• PROMPT:
Bring together copies of the lines in the data below that contain the word "title".

• INPUT MATERIAL:
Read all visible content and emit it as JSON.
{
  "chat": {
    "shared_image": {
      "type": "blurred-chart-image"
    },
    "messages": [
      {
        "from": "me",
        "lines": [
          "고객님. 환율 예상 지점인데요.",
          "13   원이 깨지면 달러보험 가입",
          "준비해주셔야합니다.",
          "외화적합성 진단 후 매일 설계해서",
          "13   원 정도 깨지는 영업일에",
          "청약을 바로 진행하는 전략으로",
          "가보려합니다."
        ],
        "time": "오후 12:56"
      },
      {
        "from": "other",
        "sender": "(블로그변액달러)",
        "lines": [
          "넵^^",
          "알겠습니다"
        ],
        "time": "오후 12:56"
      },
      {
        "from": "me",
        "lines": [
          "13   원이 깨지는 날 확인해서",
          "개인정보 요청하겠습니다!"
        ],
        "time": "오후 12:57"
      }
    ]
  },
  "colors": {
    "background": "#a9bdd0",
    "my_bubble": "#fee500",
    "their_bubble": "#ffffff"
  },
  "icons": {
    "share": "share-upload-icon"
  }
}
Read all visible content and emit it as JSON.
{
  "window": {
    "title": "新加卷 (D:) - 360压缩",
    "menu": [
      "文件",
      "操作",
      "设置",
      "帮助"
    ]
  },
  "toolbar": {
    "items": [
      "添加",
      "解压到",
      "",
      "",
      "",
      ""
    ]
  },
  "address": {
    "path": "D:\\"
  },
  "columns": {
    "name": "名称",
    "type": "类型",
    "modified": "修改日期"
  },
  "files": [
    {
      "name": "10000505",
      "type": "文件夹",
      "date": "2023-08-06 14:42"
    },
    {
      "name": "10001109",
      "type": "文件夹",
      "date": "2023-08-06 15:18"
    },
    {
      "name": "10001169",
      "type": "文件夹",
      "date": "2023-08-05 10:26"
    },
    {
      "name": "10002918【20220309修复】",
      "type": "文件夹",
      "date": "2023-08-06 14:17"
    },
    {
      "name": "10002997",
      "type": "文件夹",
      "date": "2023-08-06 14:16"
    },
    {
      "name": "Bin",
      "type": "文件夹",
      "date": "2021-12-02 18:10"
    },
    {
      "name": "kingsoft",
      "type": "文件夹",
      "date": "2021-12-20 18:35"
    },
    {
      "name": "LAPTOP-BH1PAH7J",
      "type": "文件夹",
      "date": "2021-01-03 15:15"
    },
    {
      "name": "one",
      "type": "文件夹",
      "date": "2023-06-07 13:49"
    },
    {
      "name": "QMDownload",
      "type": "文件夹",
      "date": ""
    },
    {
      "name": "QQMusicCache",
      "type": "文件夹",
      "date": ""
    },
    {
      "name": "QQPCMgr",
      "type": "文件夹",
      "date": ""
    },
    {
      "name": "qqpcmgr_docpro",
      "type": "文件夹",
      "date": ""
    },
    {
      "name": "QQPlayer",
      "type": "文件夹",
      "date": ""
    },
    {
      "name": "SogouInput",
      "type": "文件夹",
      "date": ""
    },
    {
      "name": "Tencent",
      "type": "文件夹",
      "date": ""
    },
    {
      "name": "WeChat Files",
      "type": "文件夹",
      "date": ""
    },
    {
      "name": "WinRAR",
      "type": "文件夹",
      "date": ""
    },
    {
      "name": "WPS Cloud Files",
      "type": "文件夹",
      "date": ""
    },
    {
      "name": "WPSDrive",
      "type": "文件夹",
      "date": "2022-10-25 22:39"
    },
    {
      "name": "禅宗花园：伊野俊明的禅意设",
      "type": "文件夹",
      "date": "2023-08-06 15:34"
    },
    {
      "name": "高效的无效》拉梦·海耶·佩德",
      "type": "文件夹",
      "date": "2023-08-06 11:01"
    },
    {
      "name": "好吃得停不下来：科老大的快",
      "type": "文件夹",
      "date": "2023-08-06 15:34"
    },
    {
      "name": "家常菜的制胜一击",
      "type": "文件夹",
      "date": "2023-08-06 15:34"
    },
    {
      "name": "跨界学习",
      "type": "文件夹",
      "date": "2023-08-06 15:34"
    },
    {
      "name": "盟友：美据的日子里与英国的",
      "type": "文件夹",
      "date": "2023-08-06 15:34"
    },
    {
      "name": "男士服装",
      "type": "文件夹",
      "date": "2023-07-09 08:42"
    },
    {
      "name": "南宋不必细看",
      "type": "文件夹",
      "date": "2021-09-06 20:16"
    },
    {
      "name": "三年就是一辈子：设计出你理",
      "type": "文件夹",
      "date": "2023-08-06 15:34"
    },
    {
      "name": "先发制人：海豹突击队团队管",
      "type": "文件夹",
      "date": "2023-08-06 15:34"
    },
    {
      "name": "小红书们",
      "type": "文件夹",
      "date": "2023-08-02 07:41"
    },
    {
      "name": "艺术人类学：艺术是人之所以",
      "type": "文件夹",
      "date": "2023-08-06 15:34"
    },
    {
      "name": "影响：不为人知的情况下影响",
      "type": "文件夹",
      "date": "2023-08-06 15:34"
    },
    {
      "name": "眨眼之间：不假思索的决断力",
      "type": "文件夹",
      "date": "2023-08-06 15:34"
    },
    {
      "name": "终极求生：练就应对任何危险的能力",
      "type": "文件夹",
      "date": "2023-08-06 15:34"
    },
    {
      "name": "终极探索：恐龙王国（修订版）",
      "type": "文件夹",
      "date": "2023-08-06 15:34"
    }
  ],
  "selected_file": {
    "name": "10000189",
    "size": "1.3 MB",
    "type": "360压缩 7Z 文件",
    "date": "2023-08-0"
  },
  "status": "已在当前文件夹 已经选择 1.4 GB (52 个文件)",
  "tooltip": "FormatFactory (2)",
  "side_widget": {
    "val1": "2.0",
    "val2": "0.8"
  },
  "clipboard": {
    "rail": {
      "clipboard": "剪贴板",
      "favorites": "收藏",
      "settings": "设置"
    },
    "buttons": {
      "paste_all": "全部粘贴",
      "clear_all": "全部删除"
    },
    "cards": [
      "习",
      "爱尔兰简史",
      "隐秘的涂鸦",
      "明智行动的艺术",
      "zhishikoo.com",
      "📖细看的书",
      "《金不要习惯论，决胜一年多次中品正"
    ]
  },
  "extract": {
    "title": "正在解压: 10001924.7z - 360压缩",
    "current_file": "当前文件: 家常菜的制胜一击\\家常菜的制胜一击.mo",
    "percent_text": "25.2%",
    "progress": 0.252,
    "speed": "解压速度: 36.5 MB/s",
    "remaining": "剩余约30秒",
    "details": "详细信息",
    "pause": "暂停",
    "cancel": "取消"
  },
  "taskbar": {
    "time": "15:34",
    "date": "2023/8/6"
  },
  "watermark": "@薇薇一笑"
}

• SOLUTION FOR THIS PROBLEM:
    "title": "新加卷 (D:) - 360压缩",
    "title": "正在解压: 10001924.7z - 360压缩",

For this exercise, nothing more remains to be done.